A patron requested citations to sources in Rabbinic literature that discuss the practice of fasting in order to gain atonement for sins. Here are some sources that I found. Please, feel free to “join the conversation” by adding additional sources in the “Comments” section.
- Yerushalmi, Betsah 2:8, s.v. a[mar] R[abi] Hananyah paam ahat yatset.
- Bavli, Hagigah 22b, s.v. amru kol yamav husharu shinav mipne taaniyotav.
- Ibid., Moed Katan 25a, s.v. de-yoma had ithafikha.
- Ibid., Bava Metsia 33a, s.v. yativ Rav Hisda arbain taanita
- Shulhan Arukh, Orah Hayim, chpt.334, paragraph 26, s.v. Hagah… ve-im avar ve-hilel tsarikh le-hitanot.
- Shulhan Arukh, Yoreh De’ah, chpt.185, paragraph 4, s.v. Hagagh…ve-im pirash mimenah.
- Shulhan Arukh, Orakh Hayim, chpt.568, paragraph 4.
- Shneur Zalman, of Lyady, 1745-1813. Likute AmarimTanya, Igeret ha-Teshuvah, chpt.1-3.
- Vidas, Elijah ben Moses de, 16th cent. Reshit Hokhmah, shaar ha-Teshuvah.
- Ricchi, Raphael Immanuel ben Abraham Hai, 1688-1743. Mishnat Hasidim, masekhet Teshuvah.

1 comment:

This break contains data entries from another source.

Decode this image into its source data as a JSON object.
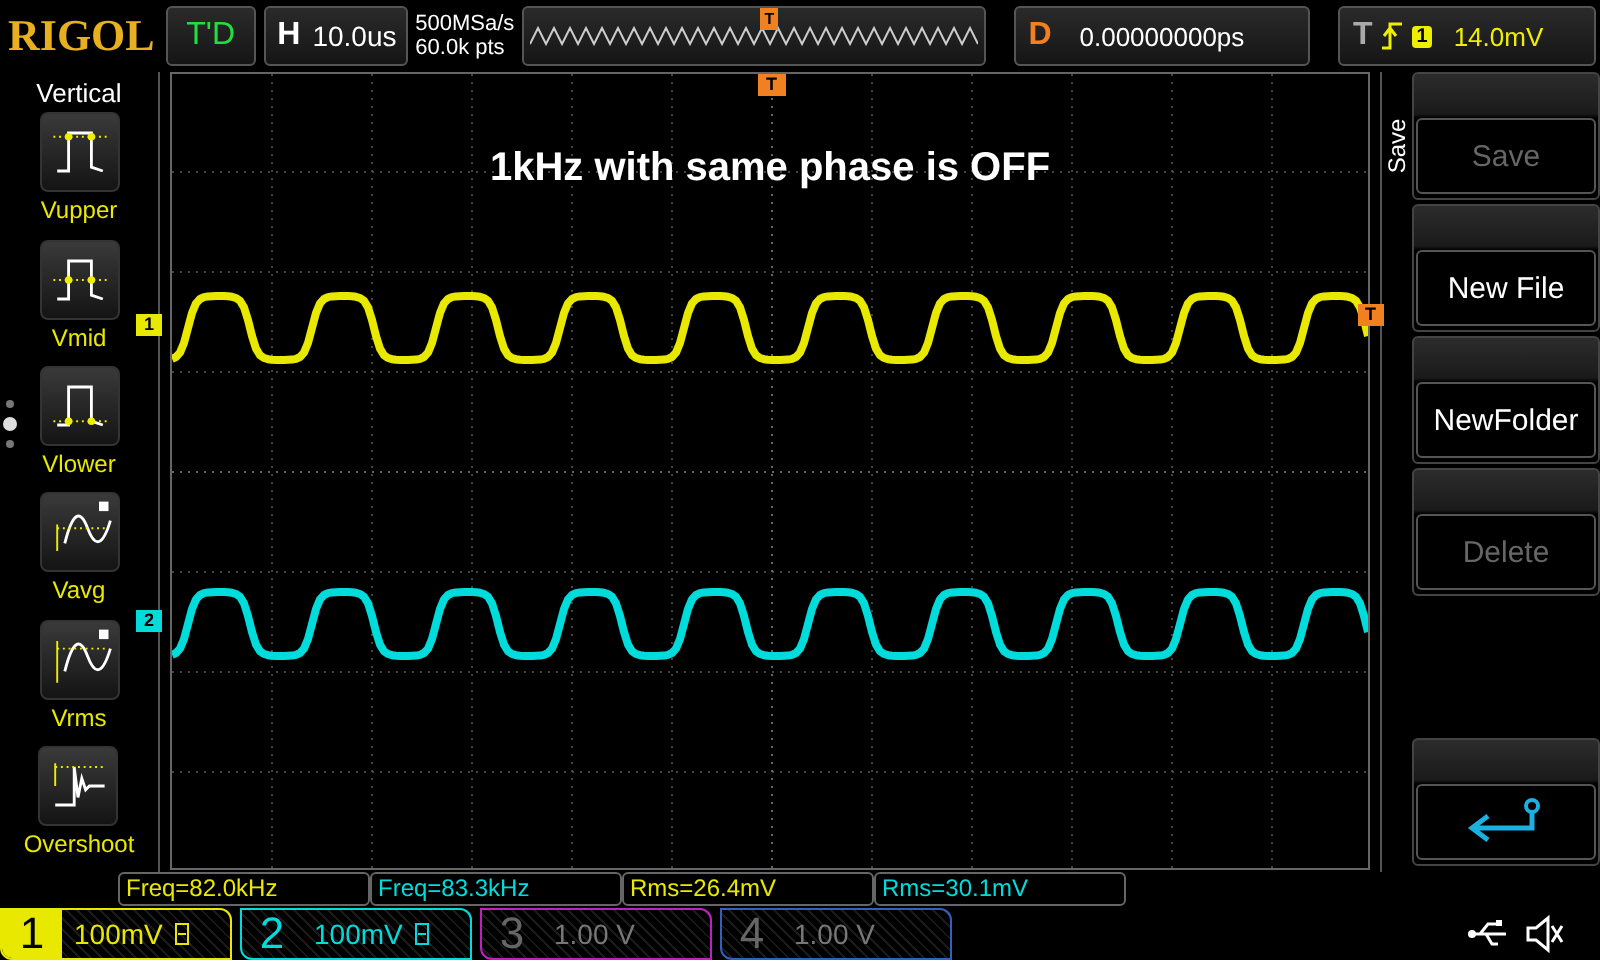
{
  "header": {
    "logo": "RIGOL",
    "run_status": "T'D",
    "horizontal": {
      "label": "H",
      "value": "10.0us"
    },
    "sample_rate": "500MSa/s",
    "memory_depth": "60.0k pts",
    "delay": {
      "label": "D",
      "value": "0.00000000ps"
    },
    "trigger": {
      "label": "T",
      "source": "1",
      "level": "14.0mV"
    }
  },
  "left_menu": {
    "title": "Vertical",
    "items": [
      {
        "label": "Vupper",
        "kind": "upper"
      },
      {
        "label": "Vmid",
        "kind": "mid"
      },
      {
        "label": "Vlower",
        "kind": "lower"
      },
      {
        "label": "Vavg",
        "kind": "avg"
      },
      {
        "label": "Vrms",
        "kind": "rms"
      },
      {
        "label": "Overshoot",
        "kind": "overshoot"
      }
    ]
  },
  "overview": {
    "trigger_position_marker": "T"
  },
  "screen": {
    "title": "1kHz with same phase is OFF",
    "trigger_position_marker": "T",
    "trigger_level_marker": "T",
    "traces": [
      {
        "marker": "1",
        "color": "#e8e800"
      },
      {
        "marker": "2",
        "color": "#00dcdc"
      }
    ]
  },
  "measurements": [
    {
      "text": "Freq=82.0kHz",
      "color": "#e8e800"
    },
    {
      "text": "Freq=83.3kHz",
      "color": "#00dcdc"
    },
    {
      "text": "Rms=26.4mV",
      "color": "#e8e800"
    },
    {
      "text": "Rms=30.1mV",
      "color": "#00dcdc"
    }
  ],
  "right_menu": {
    "title": "Save",
    "buttons": [
      {
        "kind": "text",
        "label": "Save",
        "disabled": true
      },
      {
        "kind": "text",
        "label": "New File",
        "disabled": false
      },
      {
        "kind": "text",
        "label": "NewFolder",
        "disabled": false
      },
      {
        "kind": "text",
        "label": "Delete",
        "disabled": true
      },
      {
        "kind": "back"
      }
    ]
  },
  "channels": [
    {
      "number": "1",
      "scale": "100mV",
      "on": true,
      "selected": true,
      "color": "#e8e800"
    },
    {
      "number": "2",
      "scale": "100mV",
      "on": true,
      "selected": false,
      "color": "#00dcdc"
    },
    {
      "number": "3",
      "scale": "1.00 V",
      "on": false,
      "selected": false,
      "color": "#c020c0"
    },
    {
      "number": "4",
      "scale": "1.00 V",
      "on": false,
      "selected": false,
      "color": "#3060c0"
    }
  ]
}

  1. You can also find material concerning this question in my book Holy Men and Holy Artists, published by Oxford University Press. Briefly, after the destruction of the Temple fasting became, for some, a substitute for sacrifice. R. Sheshet, a third century Babylonian sage is quoted, for example, as praying that the diminution of his blood and fat as a result of fasting be considered the equivalent of blood and fat being offered on the altar. Fasts were instituted when there was drought or when other calamities befell the community.

    Eliezer Diamond